The Study Smart: How to Succeed at U of T conference was held on February 8, 2020 at the Multi-Faith Centre. Students gathered with alumni and staff to share learning strategies, and experiences of failure, success and resilience.
Here are 5 takeaways from the conference for studying smarter and succeeding at U of T
Stress can have a big impact on your cognition, but eustress or positive stress can help you stay motivated and work towards your goals.
It’s important to recognize when you’re feeling overwhelmed and to find practices that can help you find your level of eustress. This might be writing down your thoughts, practicing breathing exercises, taking a walk, etc. Find what works best for you.
Turn failure and rejection into opportunity
Failure and rejection are difficult to experience, but it can be helpful to practice self-compassion and use these situations as opportunities for learning.
Shen, a PhD student in Social Work shared how his thinking around success has shifted, “I’m starting to think more about “what can I learn from this?”, Instead of only being outcome driven.”
Similarly, Marnier, a third-year Kinesiology student, shared, “Instead of just striving towards excellence, I can strive to keep moving forward whenever I can.”
Map out a plan
When planning for assignments and deadlines, it can help to look at the whole semester or view tasks in relation to others. Create a heat map of deadlines by using a 13-week, monthly or weekly planner to help you prioritize multiple deadlines.
Find study habits that work for you
Spacing your time for review can be more effective than cramming your studying into one long session. Give yourself short breaks in-between to keep your attention engaged.
Practicing recalling information is also a more effective way to study as opposed to just reading your notes, as it can improve comprehension and retention.
Be part of a community
Social connection is necessary to self-development and well-being. It can also be beneficial to your learning as a network for support.
Naabela, a fifth-year Arts & Science student, found comfort in learning that she was not the only one who has struggled,
“I learned that a lot of people struggle in school – more than I thought.
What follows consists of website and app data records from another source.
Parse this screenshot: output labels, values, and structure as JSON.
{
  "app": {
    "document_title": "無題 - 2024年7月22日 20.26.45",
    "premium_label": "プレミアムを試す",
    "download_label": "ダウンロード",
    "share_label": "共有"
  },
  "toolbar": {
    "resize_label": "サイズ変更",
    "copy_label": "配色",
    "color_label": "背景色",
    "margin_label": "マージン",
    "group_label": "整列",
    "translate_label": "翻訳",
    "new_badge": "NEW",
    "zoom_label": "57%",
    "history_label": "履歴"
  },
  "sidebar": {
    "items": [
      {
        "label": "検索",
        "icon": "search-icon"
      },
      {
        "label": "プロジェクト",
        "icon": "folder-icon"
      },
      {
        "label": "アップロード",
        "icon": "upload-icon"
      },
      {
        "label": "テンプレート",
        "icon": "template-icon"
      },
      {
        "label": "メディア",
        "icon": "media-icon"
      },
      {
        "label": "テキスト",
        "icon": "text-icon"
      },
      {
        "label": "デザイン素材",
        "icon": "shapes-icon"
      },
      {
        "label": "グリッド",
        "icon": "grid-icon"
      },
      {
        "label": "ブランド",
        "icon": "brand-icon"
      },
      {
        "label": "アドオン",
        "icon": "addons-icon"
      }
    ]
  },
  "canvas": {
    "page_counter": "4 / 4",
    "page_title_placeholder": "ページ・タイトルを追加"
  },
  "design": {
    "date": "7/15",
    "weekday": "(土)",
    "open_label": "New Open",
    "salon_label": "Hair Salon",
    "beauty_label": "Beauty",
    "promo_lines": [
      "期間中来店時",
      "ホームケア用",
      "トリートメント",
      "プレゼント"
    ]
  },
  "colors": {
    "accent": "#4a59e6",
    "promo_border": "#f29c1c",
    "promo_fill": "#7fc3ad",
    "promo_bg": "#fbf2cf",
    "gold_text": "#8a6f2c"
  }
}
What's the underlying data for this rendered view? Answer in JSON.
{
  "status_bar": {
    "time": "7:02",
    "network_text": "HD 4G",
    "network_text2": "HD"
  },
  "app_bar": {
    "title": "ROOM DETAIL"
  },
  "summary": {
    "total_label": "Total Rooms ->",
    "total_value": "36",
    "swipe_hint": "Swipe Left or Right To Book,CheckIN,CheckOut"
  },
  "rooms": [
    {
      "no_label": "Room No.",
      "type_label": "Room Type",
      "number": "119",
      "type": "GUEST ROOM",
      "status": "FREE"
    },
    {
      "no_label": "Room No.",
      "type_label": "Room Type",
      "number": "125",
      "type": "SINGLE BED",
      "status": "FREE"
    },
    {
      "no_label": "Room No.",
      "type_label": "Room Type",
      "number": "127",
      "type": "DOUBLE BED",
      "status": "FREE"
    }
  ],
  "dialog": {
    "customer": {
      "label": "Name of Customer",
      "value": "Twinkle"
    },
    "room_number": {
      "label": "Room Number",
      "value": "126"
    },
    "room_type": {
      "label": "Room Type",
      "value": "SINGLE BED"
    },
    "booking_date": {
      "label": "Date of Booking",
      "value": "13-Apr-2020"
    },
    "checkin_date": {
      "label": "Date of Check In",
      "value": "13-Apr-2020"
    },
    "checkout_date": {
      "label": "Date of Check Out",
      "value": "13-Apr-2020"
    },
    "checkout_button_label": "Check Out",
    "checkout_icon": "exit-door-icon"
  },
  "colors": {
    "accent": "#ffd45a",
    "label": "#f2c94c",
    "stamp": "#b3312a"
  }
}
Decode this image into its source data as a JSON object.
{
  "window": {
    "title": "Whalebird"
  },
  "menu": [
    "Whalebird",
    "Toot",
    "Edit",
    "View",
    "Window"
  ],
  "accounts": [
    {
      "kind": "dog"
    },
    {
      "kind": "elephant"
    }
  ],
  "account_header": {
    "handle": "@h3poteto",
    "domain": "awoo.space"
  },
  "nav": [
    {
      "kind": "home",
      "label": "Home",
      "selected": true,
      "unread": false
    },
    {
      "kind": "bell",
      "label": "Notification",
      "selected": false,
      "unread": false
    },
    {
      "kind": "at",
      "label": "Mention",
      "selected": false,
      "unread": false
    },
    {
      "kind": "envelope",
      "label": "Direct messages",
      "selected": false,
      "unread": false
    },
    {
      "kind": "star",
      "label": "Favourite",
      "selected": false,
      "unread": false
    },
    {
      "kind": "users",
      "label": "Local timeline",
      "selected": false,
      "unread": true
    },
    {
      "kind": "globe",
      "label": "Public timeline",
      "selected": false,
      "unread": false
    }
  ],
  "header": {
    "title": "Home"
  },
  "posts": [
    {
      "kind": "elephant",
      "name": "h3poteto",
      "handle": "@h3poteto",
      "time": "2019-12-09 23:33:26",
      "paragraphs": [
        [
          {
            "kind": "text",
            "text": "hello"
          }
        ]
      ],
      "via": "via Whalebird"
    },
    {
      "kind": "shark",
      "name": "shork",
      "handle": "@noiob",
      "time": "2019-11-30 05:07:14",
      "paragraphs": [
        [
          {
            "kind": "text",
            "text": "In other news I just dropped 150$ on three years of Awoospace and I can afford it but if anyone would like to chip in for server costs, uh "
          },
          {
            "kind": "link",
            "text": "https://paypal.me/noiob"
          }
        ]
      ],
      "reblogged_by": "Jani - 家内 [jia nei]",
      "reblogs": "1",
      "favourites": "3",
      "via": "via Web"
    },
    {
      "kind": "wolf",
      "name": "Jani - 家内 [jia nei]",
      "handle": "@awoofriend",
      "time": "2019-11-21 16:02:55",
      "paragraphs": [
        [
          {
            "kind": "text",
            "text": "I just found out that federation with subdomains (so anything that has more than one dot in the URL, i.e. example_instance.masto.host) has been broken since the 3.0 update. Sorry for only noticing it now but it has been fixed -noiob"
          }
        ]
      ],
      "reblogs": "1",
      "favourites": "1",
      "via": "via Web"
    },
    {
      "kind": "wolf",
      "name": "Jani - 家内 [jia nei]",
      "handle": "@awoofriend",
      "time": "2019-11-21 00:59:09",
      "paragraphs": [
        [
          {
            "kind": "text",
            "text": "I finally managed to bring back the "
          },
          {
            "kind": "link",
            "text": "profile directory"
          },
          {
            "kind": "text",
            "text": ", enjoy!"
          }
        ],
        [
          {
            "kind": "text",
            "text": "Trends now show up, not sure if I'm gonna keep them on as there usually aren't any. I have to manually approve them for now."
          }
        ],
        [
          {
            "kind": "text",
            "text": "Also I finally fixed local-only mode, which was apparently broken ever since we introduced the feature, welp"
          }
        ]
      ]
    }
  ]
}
I assumed that I couldn’t talk to others about how much I was struggling because they probably were doing a lot better than me. But it’s extremely common so I felt relieved and strong enough to try again.”
For academic support, Study Hubs are weekly group study sessions led by peer mentors who can help you set achievable goals for each session.
Academic Success also offers many different workshops where you can learn strategies and skills in a group setting.
Log in to CLNx to see schedules for upcoming Study Hubs and workshops.